Data records for software interfaces —
━━━━━━━━━━━━━━━━━━━━
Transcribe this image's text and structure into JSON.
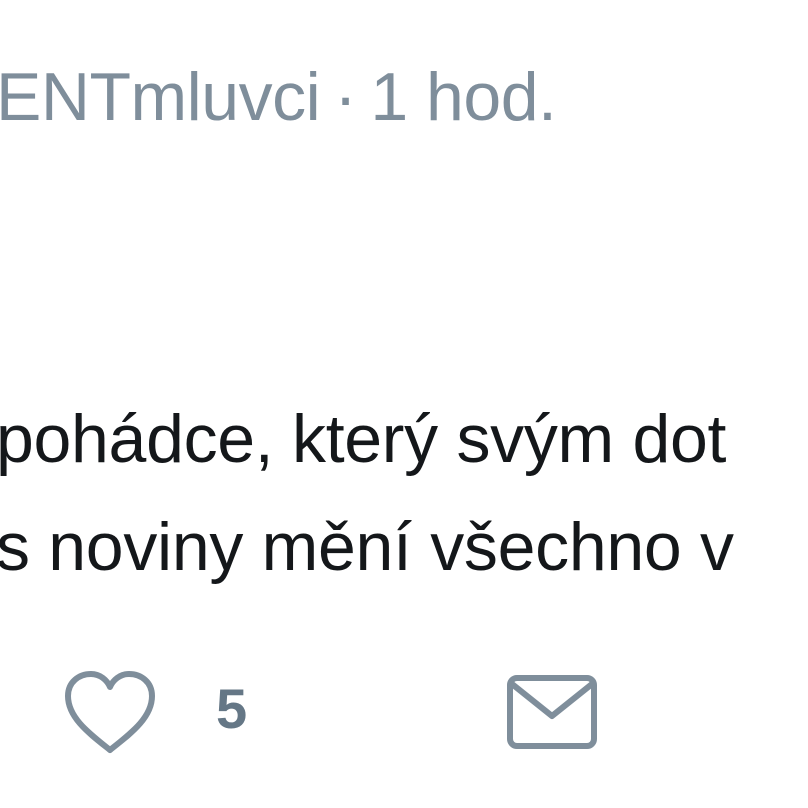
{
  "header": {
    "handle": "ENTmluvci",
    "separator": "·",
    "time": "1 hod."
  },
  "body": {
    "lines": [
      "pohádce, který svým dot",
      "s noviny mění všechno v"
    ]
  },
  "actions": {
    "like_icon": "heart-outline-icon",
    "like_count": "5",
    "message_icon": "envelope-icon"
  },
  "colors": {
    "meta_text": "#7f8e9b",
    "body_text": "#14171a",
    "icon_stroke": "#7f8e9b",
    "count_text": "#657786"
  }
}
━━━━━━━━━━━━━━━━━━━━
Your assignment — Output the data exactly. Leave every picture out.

Completed exercise —
Transcribe this image's text and structure into JSON.
{
  "header": {
    "handle": "ENTmluvci",
    "separator": "·",
    "time": "1 hod."
  },
  "body": {
    "lines": [
      "pohádce, který svým dot",
      "s noviny mění všechno v"
    ]
  },
  "actions": {
    "like_icon": "heart-outline-icon",
    "like_count": "5",
    "message_icon": "envelope-icon"
  },
  "colors": {
    "meta_text": "#7f8e9b",
    "body_text": "#14171a",
    "icon_stroke": "#7f8e9b",
    "count_text": "#657786"
  }
}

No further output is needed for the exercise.